[Website and app data records]
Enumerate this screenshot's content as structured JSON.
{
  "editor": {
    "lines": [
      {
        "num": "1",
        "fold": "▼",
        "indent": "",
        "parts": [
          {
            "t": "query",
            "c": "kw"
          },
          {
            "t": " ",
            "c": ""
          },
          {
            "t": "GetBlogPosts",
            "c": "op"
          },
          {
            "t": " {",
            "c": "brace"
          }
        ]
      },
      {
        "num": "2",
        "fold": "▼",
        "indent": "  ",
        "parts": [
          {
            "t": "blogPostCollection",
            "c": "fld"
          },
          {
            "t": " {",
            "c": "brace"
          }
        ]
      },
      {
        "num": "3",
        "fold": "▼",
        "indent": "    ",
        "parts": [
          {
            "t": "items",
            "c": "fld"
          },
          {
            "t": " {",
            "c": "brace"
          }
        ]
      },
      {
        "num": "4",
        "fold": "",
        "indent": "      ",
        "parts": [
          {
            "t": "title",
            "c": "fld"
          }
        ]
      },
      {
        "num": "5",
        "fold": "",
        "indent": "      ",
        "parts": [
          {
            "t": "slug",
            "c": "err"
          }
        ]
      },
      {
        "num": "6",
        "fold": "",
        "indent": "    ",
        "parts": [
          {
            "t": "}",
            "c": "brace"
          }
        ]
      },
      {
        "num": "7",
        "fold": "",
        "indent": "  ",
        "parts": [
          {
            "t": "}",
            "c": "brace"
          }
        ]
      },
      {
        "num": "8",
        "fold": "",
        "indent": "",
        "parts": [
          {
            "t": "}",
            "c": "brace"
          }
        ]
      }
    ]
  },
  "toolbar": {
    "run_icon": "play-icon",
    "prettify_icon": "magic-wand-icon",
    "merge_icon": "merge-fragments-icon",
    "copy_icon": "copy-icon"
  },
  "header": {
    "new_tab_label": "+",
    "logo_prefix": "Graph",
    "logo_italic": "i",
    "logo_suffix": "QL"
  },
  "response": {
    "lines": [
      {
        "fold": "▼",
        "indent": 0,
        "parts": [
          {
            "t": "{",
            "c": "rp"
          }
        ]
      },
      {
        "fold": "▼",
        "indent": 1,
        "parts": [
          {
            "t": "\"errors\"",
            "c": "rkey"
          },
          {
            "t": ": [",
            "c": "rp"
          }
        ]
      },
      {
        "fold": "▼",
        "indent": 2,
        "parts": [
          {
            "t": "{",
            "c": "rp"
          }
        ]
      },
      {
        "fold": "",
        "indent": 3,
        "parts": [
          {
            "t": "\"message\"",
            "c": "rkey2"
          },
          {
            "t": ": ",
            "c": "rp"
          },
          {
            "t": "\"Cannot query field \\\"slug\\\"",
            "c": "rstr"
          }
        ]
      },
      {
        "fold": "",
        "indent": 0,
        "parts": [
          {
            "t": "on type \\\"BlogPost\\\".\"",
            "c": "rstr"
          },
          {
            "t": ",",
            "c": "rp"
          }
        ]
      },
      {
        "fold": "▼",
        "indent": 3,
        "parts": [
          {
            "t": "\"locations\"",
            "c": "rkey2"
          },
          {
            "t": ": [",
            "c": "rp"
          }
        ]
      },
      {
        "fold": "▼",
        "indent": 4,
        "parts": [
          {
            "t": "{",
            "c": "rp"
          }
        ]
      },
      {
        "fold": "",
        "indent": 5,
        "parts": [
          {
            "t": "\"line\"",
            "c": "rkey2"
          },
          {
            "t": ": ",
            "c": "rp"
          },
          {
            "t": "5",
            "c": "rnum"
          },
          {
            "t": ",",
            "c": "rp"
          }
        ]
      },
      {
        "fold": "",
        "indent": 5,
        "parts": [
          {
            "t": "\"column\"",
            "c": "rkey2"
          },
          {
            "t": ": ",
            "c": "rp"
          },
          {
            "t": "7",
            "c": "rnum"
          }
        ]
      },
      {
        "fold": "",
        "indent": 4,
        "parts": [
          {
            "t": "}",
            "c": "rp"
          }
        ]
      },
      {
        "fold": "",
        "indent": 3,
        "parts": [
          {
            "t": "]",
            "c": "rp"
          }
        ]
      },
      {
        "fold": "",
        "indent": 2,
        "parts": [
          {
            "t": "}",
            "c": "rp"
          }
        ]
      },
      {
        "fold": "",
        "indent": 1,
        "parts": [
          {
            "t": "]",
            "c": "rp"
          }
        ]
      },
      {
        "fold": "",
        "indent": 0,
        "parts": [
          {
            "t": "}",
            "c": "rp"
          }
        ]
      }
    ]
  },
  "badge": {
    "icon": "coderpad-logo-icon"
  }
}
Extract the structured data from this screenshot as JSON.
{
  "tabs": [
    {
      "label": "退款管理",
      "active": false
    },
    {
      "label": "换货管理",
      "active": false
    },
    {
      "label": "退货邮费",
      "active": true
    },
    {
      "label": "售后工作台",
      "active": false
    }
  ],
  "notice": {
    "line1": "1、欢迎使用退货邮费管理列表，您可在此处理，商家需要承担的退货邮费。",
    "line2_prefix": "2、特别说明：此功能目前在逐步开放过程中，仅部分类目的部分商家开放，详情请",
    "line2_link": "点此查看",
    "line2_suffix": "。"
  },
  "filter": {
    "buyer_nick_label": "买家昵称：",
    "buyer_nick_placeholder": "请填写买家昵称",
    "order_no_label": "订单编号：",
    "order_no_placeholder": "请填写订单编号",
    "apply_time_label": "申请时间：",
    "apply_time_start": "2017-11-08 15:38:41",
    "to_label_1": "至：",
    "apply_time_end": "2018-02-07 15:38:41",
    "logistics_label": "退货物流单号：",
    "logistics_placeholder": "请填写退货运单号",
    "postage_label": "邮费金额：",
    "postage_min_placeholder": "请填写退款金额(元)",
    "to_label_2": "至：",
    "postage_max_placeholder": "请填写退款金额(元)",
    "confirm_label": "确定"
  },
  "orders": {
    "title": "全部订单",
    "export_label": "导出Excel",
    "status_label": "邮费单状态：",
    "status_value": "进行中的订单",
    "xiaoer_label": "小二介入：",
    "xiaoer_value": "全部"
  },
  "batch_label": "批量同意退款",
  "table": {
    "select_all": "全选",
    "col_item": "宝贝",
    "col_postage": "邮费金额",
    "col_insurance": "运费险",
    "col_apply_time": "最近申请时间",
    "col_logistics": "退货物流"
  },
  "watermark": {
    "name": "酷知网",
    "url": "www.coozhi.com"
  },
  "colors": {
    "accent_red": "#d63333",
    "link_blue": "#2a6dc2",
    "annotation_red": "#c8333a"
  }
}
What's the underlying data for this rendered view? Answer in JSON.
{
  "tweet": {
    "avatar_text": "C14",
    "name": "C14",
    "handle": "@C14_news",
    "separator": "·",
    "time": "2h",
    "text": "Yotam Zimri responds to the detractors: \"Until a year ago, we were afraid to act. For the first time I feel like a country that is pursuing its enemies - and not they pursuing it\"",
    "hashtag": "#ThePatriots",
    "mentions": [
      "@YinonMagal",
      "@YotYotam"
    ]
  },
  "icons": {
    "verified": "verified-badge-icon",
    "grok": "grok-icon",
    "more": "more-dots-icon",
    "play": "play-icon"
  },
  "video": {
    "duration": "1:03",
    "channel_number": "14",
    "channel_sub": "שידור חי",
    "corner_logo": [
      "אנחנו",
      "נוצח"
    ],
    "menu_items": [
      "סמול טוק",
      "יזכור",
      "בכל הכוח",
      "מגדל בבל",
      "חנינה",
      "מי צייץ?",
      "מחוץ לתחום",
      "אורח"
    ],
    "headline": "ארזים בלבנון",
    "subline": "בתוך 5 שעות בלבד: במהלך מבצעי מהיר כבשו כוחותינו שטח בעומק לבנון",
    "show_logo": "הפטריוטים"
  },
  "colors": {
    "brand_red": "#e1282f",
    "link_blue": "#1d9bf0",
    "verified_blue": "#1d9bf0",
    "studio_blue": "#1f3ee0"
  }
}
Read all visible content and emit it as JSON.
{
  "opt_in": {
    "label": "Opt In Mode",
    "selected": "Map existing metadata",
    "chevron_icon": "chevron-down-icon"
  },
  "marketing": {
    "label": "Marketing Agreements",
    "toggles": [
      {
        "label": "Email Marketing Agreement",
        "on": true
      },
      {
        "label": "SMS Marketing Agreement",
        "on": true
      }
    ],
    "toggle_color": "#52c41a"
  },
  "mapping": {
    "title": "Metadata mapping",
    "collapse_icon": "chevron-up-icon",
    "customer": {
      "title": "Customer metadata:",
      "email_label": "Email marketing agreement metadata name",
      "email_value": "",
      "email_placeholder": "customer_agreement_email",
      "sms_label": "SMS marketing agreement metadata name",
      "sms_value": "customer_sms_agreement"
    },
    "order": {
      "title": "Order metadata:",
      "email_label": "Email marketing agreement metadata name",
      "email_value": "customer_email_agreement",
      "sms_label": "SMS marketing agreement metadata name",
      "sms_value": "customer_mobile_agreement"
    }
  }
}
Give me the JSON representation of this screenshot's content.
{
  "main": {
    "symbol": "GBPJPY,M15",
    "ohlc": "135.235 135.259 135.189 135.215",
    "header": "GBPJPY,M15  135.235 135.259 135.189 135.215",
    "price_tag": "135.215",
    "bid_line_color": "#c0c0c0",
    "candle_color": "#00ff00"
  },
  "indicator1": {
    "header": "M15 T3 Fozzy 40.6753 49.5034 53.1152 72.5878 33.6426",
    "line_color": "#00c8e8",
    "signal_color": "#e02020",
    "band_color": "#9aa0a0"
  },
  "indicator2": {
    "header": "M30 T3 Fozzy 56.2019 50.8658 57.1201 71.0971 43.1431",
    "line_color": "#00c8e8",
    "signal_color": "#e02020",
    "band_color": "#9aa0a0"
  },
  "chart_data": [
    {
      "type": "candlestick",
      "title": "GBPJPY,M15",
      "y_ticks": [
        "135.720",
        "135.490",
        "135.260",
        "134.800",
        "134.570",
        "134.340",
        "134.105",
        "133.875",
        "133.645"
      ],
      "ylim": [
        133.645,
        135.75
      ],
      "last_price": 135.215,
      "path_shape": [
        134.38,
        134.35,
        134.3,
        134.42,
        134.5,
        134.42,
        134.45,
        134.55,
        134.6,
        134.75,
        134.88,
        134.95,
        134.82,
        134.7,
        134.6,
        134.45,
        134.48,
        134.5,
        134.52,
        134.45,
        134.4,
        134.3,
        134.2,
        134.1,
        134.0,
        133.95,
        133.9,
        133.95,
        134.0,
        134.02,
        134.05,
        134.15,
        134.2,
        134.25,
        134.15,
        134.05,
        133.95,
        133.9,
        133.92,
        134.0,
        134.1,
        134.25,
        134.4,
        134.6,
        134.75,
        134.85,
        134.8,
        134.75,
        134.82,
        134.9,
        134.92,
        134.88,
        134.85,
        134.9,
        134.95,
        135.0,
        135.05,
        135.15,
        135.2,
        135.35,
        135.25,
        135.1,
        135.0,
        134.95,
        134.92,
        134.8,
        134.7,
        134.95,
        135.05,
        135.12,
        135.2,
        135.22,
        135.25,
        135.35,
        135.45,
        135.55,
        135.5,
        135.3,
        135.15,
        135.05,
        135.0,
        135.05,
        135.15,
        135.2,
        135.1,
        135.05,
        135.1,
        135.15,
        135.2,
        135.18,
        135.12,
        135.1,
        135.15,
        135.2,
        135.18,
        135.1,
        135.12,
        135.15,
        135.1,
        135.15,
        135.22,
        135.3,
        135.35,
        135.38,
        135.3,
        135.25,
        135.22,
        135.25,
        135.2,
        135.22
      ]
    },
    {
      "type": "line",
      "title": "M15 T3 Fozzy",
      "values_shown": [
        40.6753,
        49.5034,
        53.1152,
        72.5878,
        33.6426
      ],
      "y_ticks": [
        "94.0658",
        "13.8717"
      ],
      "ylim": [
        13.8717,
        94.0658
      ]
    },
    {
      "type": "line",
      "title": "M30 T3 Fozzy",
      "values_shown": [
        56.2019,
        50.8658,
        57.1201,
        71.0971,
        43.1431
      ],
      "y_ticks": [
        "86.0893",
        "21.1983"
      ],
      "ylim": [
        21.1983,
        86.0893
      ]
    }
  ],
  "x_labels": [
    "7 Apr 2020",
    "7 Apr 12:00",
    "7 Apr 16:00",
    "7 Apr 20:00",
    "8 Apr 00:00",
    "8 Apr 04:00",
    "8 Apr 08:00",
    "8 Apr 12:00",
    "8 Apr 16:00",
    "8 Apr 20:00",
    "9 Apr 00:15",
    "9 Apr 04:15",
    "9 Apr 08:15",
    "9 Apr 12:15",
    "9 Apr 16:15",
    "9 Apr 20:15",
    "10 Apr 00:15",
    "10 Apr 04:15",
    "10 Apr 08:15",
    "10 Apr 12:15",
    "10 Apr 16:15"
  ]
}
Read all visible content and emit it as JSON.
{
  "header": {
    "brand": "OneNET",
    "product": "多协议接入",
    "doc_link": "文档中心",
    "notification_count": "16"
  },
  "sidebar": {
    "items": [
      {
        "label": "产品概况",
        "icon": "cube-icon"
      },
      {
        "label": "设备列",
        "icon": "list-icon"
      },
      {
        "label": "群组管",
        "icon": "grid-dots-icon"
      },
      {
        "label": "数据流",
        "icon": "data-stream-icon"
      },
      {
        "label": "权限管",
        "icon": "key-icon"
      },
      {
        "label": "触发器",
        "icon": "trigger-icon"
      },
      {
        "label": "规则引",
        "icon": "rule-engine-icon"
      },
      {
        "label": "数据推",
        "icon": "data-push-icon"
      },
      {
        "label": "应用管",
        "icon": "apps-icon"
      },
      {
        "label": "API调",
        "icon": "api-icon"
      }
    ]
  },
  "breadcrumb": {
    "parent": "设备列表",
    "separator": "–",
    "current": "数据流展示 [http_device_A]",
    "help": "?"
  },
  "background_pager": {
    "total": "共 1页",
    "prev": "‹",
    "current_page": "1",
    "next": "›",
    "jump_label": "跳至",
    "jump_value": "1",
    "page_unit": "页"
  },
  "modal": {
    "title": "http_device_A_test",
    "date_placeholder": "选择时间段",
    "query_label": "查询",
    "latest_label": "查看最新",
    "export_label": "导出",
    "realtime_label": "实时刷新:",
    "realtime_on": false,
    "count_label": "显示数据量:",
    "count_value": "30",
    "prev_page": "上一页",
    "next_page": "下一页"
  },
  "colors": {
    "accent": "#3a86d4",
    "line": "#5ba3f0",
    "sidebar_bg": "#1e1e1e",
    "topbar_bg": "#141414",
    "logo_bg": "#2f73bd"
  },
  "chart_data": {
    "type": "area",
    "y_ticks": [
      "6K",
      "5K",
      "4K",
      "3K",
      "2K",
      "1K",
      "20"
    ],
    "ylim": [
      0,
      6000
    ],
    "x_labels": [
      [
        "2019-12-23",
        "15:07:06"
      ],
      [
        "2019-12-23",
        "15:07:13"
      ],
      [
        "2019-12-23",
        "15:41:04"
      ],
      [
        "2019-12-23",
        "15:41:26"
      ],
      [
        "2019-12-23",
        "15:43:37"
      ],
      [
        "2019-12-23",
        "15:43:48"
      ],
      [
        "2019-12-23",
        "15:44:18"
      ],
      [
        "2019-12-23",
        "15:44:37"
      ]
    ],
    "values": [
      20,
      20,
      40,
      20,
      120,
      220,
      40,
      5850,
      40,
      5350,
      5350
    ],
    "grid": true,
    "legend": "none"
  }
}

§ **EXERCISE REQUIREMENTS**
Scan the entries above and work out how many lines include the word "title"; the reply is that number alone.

§ **RESULT OF THE TASK**
9